# YOUR TASK
In the records below, find each line holding the word "this" and copy it.

[Dataset rows describing interfaces]
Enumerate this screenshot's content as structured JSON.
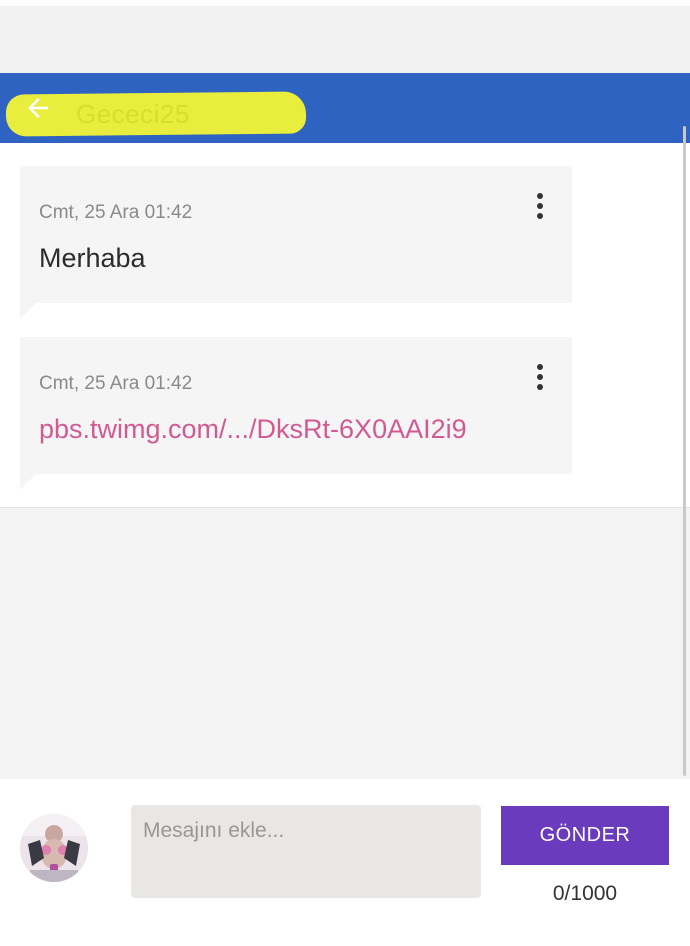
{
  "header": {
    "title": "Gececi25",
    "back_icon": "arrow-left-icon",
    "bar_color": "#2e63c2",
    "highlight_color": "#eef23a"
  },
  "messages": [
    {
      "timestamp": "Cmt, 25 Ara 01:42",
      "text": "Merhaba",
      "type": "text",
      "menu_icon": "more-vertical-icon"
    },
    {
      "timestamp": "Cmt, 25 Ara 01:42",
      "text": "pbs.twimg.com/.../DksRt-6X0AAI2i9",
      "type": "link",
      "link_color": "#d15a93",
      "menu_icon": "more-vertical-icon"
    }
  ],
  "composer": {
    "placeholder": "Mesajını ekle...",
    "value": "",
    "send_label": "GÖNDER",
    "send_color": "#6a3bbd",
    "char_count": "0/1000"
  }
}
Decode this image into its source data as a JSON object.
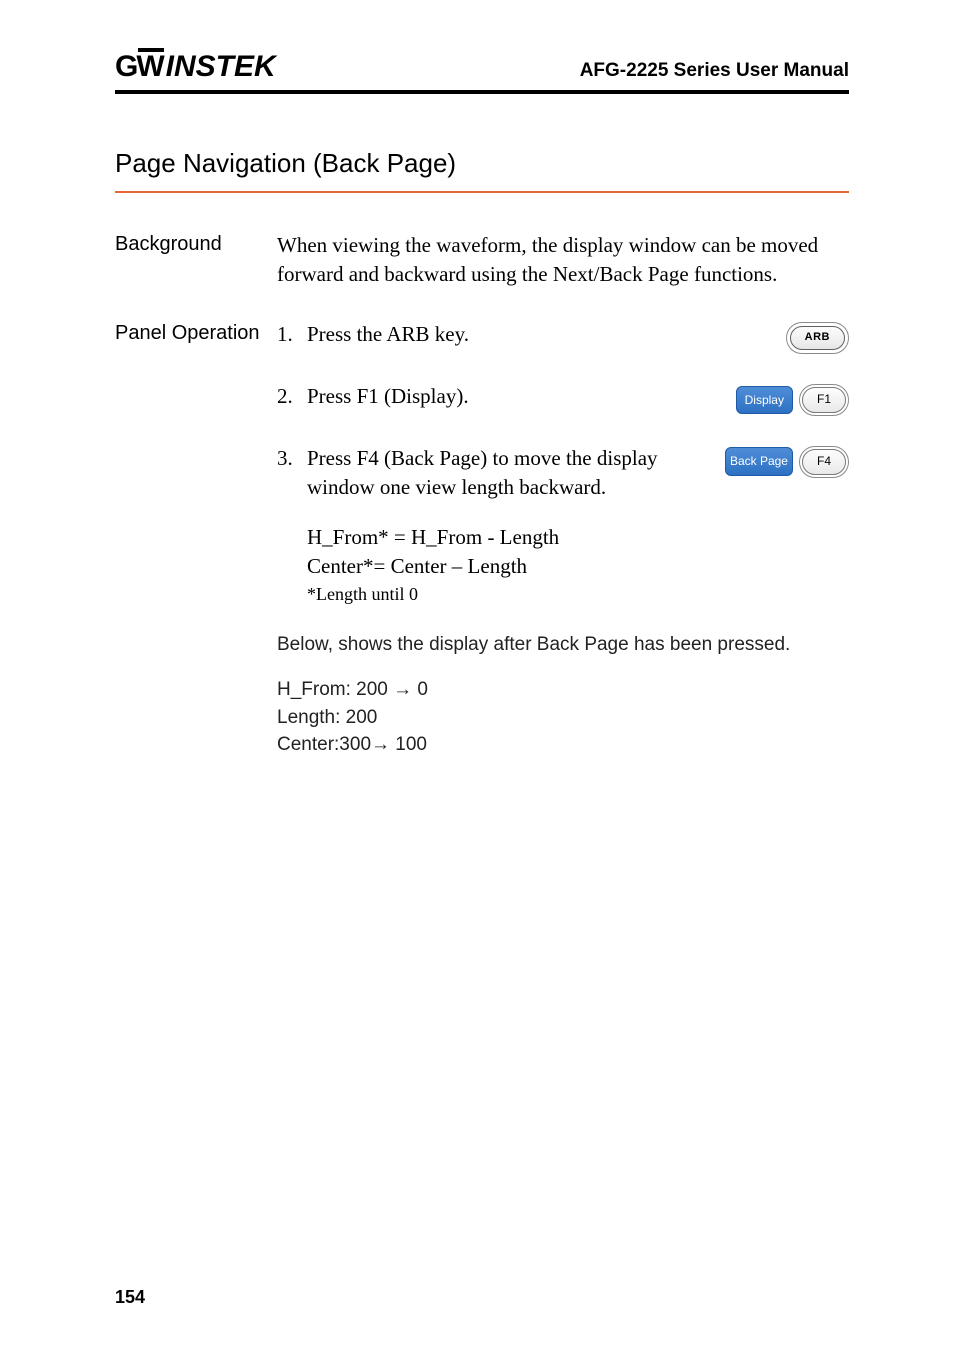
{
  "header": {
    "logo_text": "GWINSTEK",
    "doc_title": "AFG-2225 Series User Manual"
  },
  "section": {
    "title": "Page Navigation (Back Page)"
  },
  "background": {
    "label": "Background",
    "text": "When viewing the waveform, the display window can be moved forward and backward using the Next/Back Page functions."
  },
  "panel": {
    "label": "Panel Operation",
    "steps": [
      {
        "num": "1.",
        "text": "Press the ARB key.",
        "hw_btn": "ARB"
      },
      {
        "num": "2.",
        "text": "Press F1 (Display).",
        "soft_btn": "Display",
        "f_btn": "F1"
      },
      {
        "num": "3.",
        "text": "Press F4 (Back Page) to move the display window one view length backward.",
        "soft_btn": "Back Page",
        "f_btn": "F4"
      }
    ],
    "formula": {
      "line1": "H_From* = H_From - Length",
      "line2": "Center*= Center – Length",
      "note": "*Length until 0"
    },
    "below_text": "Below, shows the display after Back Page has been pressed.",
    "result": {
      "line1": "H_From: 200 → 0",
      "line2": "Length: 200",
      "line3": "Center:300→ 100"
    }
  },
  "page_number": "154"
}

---

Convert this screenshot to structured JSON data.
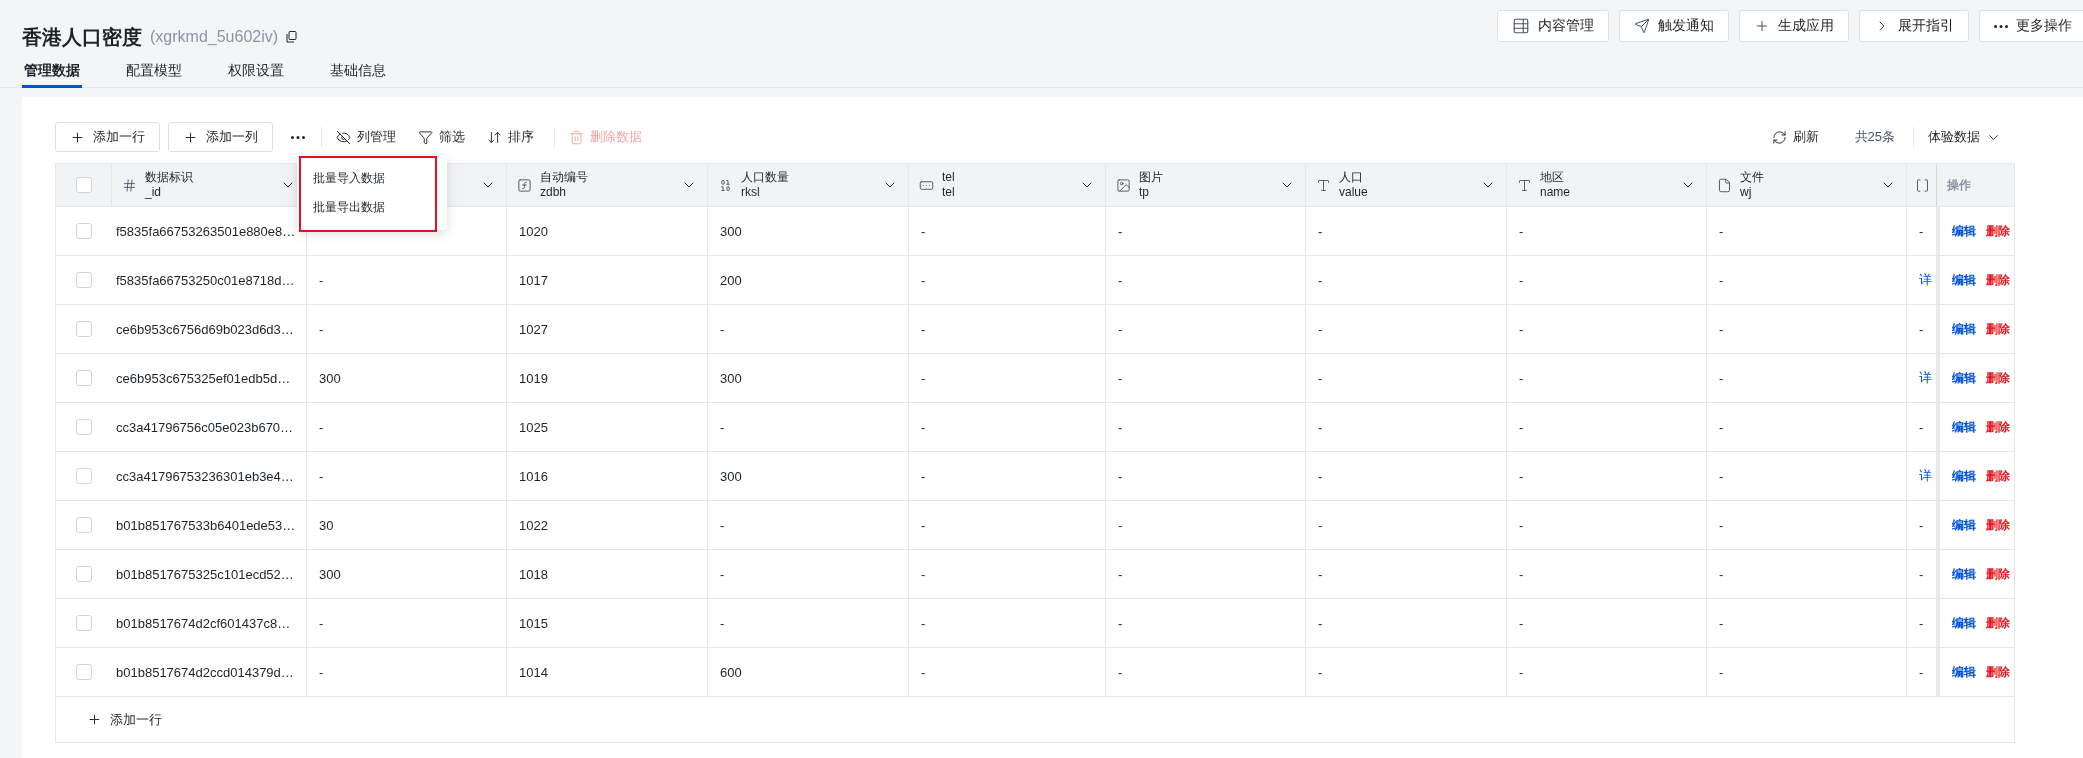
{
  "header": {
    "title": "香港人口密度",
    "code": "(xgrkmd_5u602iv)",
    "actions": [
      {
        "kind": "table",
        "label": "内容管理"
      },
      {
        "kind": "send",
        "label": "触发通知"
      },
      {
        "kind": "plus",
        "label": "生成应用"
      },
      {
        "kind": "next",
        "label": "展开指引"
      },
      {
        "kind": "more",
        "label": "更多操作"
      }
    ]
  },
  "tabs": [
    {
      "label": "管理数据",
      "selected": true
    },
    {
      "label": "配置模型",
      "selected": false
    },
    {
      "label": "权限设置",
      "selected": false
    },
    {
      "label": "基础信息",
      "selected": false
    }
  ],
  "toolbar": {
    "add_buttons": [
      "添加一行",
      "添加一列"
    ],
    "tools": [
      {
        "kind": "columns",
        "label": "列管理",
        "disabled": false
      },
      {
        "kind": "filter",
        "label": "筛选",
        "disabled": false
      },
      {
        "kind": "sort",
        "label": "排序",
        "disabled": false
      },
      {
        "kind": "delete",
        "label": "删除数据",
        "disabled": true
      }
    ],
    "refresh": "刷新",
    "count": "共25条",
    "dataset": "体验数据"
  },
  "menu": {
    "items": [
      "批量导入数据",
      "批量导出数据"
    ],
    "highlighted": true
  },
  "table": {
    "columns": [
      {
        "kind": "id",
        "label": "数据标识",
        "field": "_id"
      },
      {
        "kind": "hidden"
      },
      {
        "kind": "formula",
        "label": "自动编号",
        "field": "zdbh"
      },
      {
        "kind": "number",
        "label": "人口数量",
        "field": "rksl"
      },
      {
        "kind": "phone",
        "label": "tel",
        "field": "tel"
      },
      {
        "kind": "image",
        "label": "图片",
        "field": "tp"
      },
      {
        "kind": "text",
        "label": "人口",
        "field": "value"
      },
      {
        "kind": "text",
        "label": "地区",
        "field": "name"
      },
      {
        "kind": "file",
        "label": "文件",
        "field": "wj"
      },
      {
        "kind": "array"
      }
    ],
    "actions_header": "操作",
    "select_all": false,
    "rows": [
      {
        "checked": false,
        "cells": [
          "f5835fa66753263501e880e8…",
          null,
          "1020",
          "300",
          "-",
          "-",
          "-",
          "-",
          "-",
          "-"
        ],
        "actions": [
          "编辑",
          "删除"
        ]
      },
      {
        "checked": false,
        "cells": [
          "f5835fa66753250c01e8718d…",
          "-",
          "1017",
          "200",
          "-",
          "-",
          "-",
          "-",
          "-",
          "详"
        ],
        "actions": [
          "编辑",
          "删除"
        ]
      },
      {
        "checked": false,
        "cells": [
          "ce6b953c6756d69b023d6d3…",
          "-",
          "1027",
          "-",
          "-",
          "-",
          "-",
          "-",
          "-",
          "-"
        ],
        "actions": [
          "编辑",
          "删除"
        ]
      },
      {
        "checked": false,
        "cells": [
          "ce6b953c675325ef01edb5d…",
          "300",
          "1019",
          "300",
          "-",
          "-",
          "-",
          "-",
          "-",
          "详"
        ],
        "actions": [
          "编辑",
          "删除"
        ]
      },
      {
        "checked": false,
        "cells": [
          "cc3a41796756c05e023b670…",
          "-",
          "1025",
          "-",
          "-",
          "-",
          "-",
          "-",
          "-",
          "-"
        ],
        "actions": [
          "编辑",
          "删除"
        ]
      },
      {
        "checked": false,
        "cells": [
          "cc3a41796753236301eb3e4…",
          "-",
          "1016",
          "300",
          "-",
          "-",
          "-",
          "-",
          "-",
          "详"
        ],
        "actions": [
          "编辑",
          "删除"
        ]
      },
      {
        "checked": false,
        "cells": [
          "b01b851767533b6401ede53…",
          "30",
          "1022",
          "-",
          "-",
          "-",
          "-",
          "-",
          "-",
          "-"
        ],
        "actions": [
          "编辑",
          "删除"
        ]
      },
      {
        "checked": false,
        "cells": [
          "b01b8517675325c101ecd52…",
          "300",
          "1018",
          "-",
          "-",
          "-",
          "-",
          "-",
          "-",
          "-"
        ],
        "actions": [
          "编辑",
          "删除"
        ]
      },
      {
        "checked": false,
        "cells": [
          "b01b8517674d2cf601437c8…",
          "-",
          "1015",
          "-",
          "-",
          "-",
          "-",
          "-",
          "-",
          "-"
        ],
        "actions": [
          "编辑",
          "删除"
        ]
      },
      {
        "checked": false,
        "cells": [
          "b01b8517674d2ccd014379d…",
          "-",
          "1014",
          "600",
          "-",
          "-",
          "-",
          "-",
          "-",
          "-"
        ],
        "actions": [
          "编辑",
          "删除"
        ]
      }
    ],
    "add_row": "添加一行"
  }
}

# TASK OUTPUT
Enumerate this screenshot's content as structured JSON.
Decode this image into its source data as a JSON object.
Convert this screenshot to structured JSON data.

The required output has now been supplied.